Hillary: Mixed results with heat. I got a little carried away with testing heat—I can’t see a situation where you’d want to place a Post-it Note on something extremely hot. When I stuck it to a pan that had been heating up on the stove, it did start to smolder a little bit (no flames, but it got kind of black and I’m sure the fumes aren’t great). I did heat up a baking sheet in the oven at 350°F and with that amount of surface area/heat, the Post-it Note stuck and didn’t smolder. I also stuck one to our glass coffee pot . . . and the Post-it Note was totally fine.
Margaret: Okay, so I left the Post-it Note in the oven at 350°F for a while, it held up nicely! I used a Sharpie, no bleeding on the text.
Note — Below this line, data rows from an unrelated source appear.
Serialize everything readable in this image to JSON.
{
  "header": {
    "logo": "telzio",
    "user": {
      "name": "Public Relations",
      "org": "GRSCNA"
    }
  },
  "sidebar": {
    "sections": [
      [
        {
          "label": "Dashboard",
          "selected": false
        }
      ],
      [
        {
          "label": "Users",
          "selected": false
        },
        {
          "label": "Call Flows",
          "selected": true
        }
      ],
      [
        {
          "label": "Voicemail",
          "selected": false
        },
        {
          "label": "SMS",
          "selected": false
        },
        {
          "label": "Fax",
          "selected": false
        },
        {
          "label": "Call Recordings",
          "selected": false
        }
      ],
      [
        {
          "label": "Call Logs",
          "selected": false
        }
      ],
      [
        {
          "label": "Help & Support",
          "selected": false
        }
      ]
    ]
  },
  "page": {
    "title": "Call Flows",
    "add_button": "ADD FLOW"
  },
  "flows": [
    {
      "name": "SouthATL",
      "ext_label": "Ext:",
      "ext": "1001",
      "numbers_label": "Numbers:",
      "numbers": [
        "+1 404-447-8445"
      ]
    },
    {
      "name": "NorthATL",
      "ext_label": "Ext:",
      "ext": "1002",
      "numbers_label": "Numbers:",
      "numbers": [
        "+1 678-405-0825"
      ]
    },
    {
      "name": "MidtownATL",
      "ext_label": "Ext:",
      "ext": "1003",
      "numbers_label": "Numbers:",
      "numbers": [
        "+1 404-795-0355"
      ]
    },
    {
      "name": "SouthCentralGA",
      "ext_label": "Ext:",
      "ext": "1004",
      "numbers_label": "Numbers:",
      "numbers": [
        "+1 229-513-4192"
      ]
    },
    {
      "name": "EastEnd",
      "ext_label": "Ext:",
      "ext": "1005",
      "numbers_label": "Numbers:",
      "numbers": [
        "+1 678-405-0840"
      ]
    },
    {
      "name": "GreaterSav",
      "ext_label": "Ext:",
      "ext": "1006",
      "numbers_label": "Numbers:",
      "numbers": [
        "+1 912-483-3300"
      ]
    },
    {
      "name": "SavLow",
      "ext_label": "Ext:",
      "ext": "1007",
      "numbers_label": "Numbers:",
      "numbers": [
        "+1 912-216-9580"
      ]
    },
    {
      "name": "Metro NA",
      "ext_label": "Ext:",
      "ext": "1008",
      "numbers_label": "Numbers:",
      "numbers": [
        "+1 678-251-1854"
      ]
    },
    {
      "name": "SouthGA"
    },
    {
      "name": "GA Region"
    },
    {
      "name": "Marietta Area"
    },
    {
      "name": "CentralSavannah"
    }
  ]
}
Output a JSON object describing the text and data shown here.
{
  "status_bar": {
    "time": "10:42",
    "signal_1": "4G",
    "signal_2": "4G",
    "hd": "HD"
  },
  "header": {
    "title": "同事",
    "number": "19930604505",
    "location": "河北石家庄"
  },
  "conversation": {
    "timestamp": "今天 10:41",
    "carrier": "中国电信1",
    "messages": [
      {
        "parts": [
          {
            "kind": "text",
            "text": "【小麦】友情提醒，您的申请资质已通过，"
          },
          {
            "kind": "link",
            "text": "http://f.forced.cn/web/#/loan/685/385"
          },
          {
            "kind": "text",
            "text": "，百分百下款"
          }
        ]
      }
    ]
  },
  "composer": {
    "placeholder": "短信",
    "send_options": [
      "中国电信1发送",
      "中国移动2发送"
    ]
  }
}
When I removed the Post-it Note from the baking sheet, it did leave residue though, but was still able to stick on other things.


On Amazon, regular Post-it Notes are $9.99 for 12 packs of 100 notes, while the Extreme Notes are $14.99 for 12 packs of 45 notes, making the Extreme version about 3.5 times more expensive than the regular. However, since the Extreme notes have much more specific uses, it’s not like most people will go through quite as many of them. A $5 set of 135 Extreme notes is probably plenty to last you for a while, and when the situation is right, you’ll be jazzed to have them on-hand. If you ever need to leave notes on anything that might involve water, heat, condensation, or humidity, or if you just need some general super-stickiness, you might want to take your Post-it Note experience to the EXTREME.

Want more opinions? Check out the Amazon reviews.